    Love this, Lisa. I’m in a boatload of debt too and it’s only going to get worse (need a Master’s degree to progress in my line of work, which will eventually bring me to about $100k in debt). I only expect to be making $80k a year, but given cost of living in my city, that’s not much. What are some of your biggest tips for tackling such a huge amount of debt?

    • Glad you liked the post, Vivian! See Lisa’s reply above. And good luck with your student loans!

  • Lisa Kovac

    Oh, Vivian, thank you so much for your kind words. My biggest motivator was taking the Financial Peace University class from Dave Ramsey, that was before I learned about ReadyForZero. I still go by Ramsey’s principles but love the camaraderie of ReadyForZero and they are a big part of my motivation to keep going. My second largest wake up call was to put down the debit card and start paying cash for almost everything. There are studies that prove that your brain has a chemical reaction when you pay cash that it does not have when you use a debit card. I made some radical changes in my life, and reevaluated all my spending. I felt when the debt is as big as mine at my age, you have to do something radical, and that’s exactly what I’m doing.
    Also, read everything you can get your hands on about debt reduction. You will pick up a lot of different tricks from experts in the field. Most of all, have confidence that you can tackle it. Without that confidence, you will have a very hard time staying motivated as long as you will need to in order to eliminate such a large amount of debt. And don’t be afraid to toot your own horn because it will be an amazing accomplishment and you will deserve the tooting! So keep tooting Vivian…Toot on! 😉

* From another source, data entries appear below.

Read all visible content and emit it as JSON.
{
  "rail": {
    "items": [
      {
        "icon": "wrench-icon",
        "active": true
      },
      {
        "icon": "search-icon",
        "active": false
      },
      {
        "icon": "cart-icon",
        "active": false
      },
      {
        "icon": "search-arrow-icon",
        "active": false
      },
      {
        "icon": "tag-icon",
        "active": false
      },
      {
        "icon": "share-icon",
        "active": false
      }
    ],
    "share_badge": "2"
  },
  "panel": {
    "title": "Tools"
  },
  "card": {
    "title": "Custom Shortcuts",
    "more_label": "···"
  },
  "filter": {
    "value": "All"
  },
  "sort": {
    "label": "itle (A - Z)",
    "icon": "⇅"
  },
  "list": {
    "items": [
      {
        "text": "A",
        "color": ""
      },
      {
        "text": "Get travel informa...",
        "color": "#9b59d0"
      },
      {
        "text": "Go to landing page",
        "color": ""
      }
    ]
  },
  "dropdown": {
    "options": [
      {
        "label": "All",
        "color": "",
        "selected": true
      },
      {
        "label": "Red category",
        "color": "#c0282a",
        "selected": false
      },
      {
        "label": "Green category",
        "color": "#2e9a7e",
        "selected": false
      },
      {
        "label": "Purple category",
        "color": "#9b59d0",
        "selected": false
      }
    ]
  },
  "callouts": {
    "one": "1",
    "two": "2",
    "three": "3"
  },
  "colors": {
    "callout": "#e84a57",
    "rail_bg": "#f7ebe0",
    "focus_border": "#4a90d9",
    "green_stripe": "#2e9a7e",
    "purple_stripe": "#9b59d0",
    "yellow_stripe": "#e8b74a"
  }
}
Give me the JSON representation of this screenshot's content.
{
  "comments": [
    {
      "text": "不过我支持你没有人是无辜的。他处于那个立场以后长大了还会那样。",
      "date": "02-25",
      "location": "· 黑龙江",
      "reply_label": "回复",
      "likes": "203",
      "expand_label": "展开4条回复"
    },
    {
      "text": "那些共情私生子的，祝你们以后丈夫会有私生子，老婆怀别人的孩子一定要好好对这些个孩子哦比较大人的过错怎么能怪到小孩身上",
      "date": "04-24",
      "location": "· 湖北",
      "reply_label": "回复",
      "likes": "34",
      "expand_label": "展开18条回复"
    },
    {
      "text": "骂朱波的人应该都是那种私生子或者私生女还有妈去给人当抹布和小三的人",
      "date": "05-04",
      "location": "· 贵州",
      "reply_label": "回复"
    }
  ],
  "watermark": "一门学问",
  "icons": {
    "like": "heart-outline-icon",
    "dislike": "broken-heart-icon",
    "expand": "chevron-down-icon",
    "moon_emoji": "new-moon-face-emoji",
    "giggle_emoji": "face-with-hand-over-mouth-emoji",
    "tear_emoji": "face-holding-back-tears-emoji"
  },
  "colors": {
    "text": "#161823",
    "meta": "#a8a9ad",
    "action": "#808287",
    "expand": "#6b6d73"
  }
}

    • Great suggestions, Lisa! Thanks for sharing these with our readers.

      • Lisa Kovac

        Sure thing, Ben, although I must also add that it might not be too wise to take advice from someone who is in a worse position than you! HA!